§ Work instruction
Report the lines of the material that carry the string "true".

[Supplied data]

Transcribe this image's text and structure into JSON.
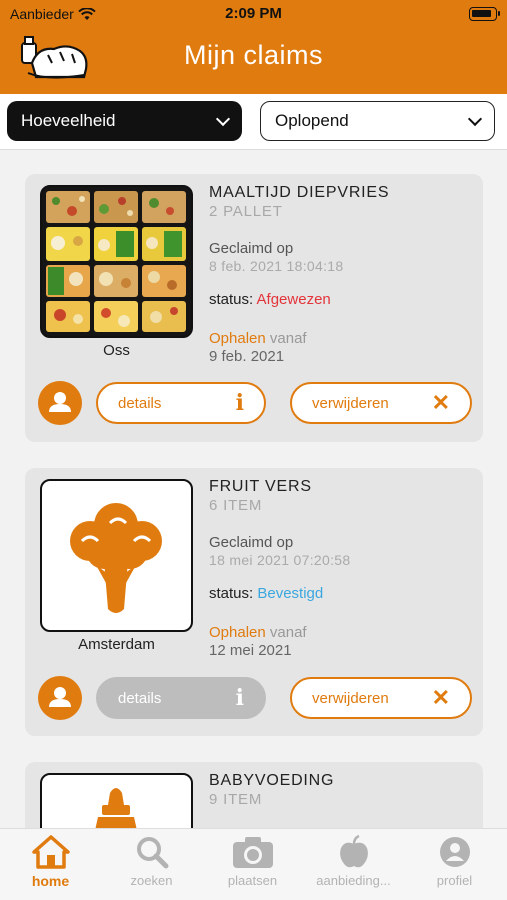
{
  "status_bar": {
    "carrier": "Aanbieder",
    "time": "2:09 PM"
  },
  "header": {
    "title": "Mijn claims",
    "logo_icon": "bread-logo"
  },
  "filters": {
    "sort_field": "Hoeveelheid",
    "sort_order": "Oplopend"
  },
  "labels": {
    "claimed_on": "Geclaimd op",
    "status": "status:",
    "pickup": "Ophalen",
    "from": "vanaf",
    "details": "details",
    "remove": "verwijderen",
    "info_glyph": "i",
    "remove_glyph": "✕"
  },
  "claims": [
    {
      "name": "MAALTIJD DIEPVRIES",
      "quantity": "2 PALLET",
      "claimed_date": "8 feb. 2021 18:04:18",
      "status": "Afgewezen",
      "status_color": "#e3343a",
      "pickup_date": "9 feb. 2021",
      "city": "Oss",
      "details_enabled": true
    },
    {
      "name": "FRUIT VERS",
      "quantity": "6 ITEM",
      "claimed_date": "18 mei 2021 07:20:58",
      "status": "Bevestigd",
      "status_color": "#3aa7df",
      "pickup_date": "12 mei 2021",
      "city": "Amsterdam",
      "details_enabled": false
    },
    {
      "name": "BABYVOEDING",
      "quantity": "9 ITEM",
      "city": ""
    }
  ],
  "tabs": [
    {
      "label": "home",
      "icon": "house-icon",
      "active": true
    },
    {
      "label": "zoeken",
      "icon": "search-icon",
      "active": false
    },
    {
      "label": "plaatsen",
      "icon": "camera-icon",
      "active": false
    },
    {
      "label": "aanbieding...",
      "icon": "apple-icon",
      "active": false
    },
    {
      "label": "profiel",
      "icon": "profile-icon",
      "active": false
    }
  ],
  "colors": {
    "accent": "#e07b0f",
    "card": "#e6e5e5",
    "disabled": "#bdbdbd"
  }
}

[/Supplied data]
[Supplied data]

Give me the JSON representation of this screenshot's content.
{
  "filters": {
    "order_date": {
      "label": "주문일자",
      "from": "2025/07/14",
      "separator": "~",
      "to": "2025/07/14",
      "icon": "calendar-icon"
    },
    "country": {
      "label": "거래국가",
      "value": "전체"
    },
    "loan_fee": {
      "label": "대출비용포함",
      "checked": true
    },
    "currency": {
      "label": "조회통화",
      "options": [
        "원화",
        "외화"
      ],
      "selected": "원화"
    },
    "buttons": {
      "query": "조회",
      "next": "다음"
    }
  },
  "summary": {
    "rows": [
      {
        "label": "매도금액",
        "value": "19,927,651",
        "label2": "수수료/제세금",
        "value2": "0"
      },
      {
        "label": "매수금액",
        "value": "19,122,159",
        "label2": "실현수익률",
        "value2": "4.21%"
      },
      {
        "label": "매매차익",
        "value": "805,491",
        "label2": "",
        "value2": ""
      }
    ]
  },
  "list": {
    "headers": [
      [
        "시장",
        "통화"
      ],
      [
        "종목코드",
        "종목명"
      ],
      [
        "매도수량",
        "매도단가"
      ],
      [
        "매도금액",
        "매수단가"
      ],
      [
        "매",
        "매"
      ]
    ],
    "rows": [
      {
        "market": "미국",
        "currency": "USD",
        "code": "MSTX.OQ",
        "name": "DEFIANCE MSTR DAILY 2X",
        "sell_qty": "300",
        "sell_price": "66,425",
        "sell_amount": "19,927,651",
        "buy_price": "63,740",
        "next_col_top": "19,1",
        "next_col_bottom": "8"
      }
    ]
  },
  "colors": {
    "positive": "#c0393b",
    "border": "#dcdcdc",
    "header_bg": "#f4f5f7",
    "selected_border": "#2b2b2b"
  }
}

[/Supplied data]

§ Written response
      "details_enabled": true
      "active": true
      "checked": true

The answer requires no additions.